● **Task objective**
Your answer should repeat every line of the records below in which the word "Fresh" appears.

[Dataset rows describing interfaces]

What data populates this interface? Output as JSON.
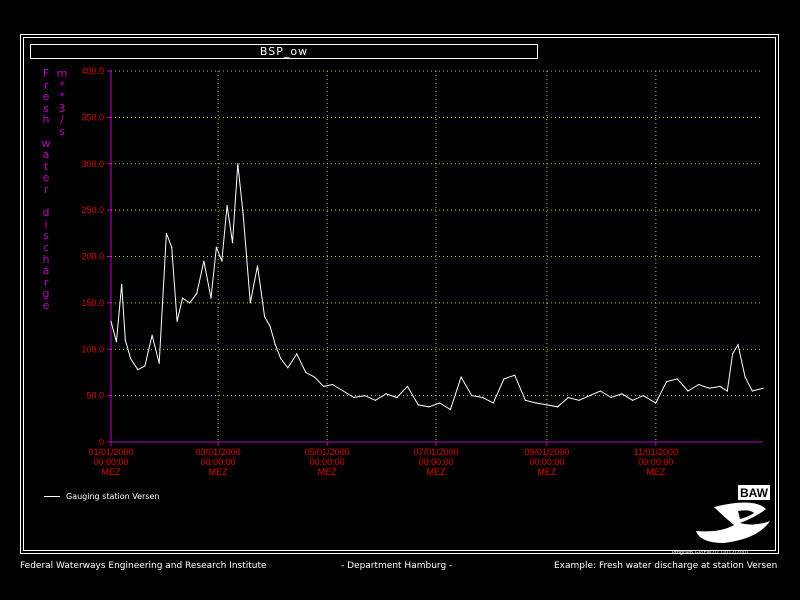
{
  "chart_data": {
    "type": "line",
    "title": "BSP_ow",
    "ylabel": [
      "Fresh water discharge",
      "m**3/s"
    ],
    "ylim": [
      0,
      400
    ],
    "yticks": [
      "0",
      "50.0",
      "100.0",
      "150.0",
      "200.0",
      "250.0",
      "300.0",
      "350.0",
      "400.0"
    ],
    "xlim": [
      "01/01/2000",
      "12/31/2000"
    ],
    "xticks": [
      {
        "date": "01/01/2000",
        "time": "00:00:00",
        "tz": "MEZ"
      },
      {
        "date": "03/01/2000",
        "time": "00:00:00",
        "tz": "MEZ"
      },
      {
        "date": "05/01/2000",
        "time": "00:00:00",
        "tz": "MEZ"
      },
      {
        "date": "07/01/2000",
        "time": "00:00:00",
        "tz": "MEZ"
      },
      {
        "date": "09/01/2000",
        "time": "00:00:00",
        "tz": "MEZ"
      },
      {
        "date": "11/01/2000",
        "time": "00:00:00",
        "tz": "MEZ"
      }
    ],
    "grid": true,
    "legend_position": "bottom-left",
    "colors": {
      "axis": "#c000c0",
      "grid": "#c8c800",
      "series": "#ffffff",
      "tick_labels_x": "#e00000",
      "tick_labels_y": "#e00000"
    },
    "series": [
      {
        "name": "Gauging station Versen",
        "x": [
          "01/01/2000",
          "01/04/2000",
          "01/07/2000",
          "01/09/2000",
          "01/12/2000",
          "01/16/2000",
          "01/20/2000",
          "01/24/2000",
          "01/28/2000",
          "02/01/2000",
          "02/04/2000",
          "02/07/2000",
          "02/10/2000",
          "02/14/2000",
          "02/18/2000",
          "02/22/2000",
          "02/26/2000",
          "02/29/2000",
          "03/03/2000",
          "03/06/2000",
          "03/09/2000",
          "03/12/2000",
          "03/15/2000",
          "03/19/2000",
          "03/23/2000",
          "03/27/2000",
          "03/30/2000",
          "04/02/2000",
          "04/05/2000",
          "04/09/2000",
          "04/14/2000",
          "04/19/2000",
          "04/24/2000",
          "04/29/2000",
          "05/04/2000",
          "05/10/2000",
          "05/16/2000",
          "05/22/2000",
          "05/28/2000",
          "06/03/2000",
          "06/09/2000",
          "06/15/2000",
          "06/21/2000",
          "06/27/2000",
          "07/03/2000",
          "07/09/2000",
          "07/15/2000",
          "07/21/2000",
          "07/27/2000",
          "08/02/2000",
          "08/08/2000",
          "08/14/2000",
          "08/20/2000",
          "08/26/2000",
          "09/01/2000",
          "09/07/2000",
          "09/13/2000",
          "09/19/2000",
          "09/25/2000",
          "10/01/2000",
          "10/07/2000",
          "10/13/2000",
          "10/19/2000",
          "10/25/2000",
          "11/01/2000",
          "11/07/2000",
          "11/13/2000",
          "11/19/2000",
          "11/25/2000",
          "12/01/2000",
          "12/07/2000",
          "12/11/2000",
          "12/14/2000",
          "12/17/2000",
          "12/21/2000",
          "12/25/2000",
          "12/31/2000"
        ],
        "values": [
          130,
          108,
          170,
          110,
          90,
          78,
          82,
          115,
          85,
          225,
          210,
          130,
          155,
          150,
          160,
          195,
          155,
          210,
          195,
          255,
          215,
          300,
          245,
          150,
          190,
          135,
          125,
          105,
          90,
          80,
          95,
          75,
          70,
          60,
          62,
          55,
          48,
          50,
          45,
          52,
          48,
          60,
          40,
          38,
          42,
          35,
          70,
          50,
          48,
          42,
          68,
          72,
          45,
          42,
          40,
          38,
          48,
          45,
          50,
          55,
          48,
          52,
          45,
          50,
          42,
          65,
          68,
          55,
          62,
          58,
          60,
          55,
          95,
          105,
          70,
          55,
          58
        ]
      }
    ]
  },
  "legend": {
    "label": "Gauging station Versen"
  },
  "logo": {
    "text": "BAW"
  },
  "program_line": "Program GVIEW2D     10/12/2001",
  "footer": {
    "left": "Federal Waterways Engineering and Research Institute",
    "center": "- Department Hamburg -",
    "right": "Example: Fresh water discharge at station Versen"
  }
}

● **Solution to this task**
      "Fresh water discharge",
    "right": "Example: Fresh water discharge at station Versen"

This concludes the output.